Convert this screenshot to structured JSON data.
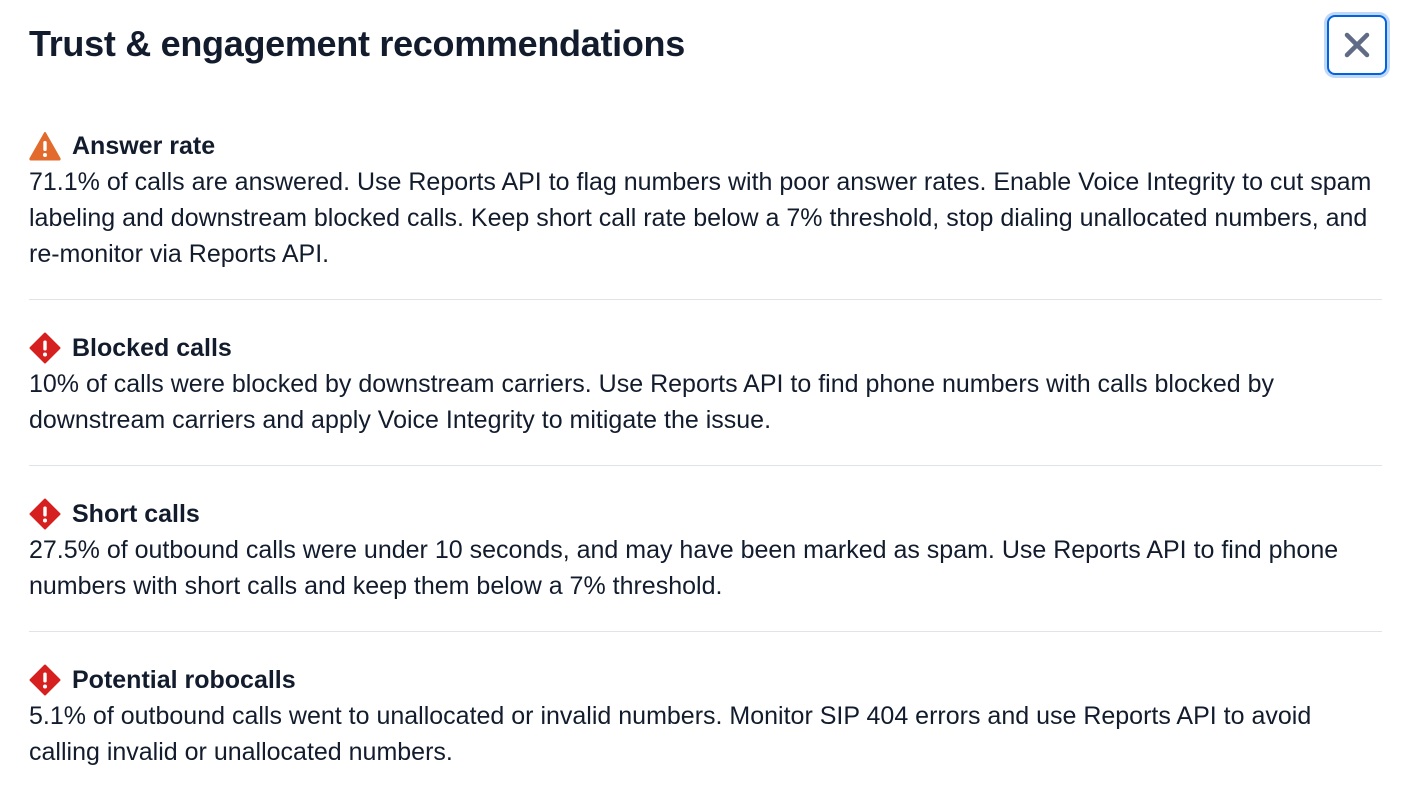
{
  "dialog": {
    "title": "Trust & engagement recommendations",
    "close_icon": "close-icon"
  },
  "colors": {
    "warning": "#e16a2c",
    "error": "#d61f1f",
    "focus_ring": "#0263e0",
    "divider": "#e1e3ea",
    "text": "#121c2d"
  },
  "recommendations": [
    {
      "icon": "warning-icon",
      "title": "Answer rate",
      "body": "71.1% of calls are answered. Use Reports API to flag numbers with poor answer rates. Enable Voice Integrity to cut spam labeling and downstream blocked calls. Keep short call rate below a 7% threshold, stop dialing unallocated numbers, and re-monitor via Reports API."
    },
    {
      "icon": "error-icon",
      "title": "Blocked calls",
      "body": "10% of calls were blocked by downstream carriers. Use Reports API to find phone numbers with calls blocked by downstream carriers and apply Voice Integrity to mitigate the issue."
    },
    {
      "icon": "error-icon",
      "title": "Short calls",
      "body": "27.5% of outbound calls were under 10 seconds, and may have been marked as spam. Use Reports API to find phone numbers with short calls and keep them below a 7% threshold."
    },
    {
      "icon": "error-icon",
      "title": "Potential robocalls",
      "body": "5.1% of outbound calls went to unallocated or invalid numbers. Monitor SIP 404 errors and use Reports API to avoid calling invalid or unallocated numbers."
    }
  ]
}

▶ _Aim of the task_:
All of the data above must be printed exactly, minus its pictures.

▶ _Answer space_:
Convert this screenshot to structured JSON data.
{
  "dialog": {
    "title": "Trust & engagement recommendations",
    "close_icon": "close-icon"
  },
  "colors": {
    "warning": "#e16a2c",
    "error": "#d61f1f",
    "focus_ring": "#0263e0",
    "divider": "#e1e3ea",
    "text": "#121c2d"
  },
  "recommendations": [
    {
      "icon": "warning-icon",
      "title": "Answer rate",
      "body": "71.1% of calls are answered. Use Reports API to flag numbers with poor answer rates. Enable Voice Integrity to cut spam labeling and downstream blocked calls. Keep short call rate below a 7% threshold, stop dialing unallocated numbers, and re-monitor via Reports API."
    },
    {
      "icon": "error-icon",
      "title": "Blocked calls",
      "body": "10% of calls were blocked by downstream carriers. Use Reports API to find phone numbers with calls blocked by downstream carriers and apply Voice Integrity to mitigate the issue."
    },
    {
      "icon": "error-icon",
      "title": "Short calls",
      "body": "27.5% of outbound calls were under 10 seconds, and may have been marked as spam. Use Reports API to find phone numbers with short calls and keep them below a 7% threshold."
    },
    {
      "icon": "error-icon",
      "title": "Potential robocalls",
      "body": "5.1% of outbound calls went to unallocated or invalid numbers. Monitor SIP 404 errors and use Reports API to avoid calling invalid or unallocated numbers."
    }
  ]
}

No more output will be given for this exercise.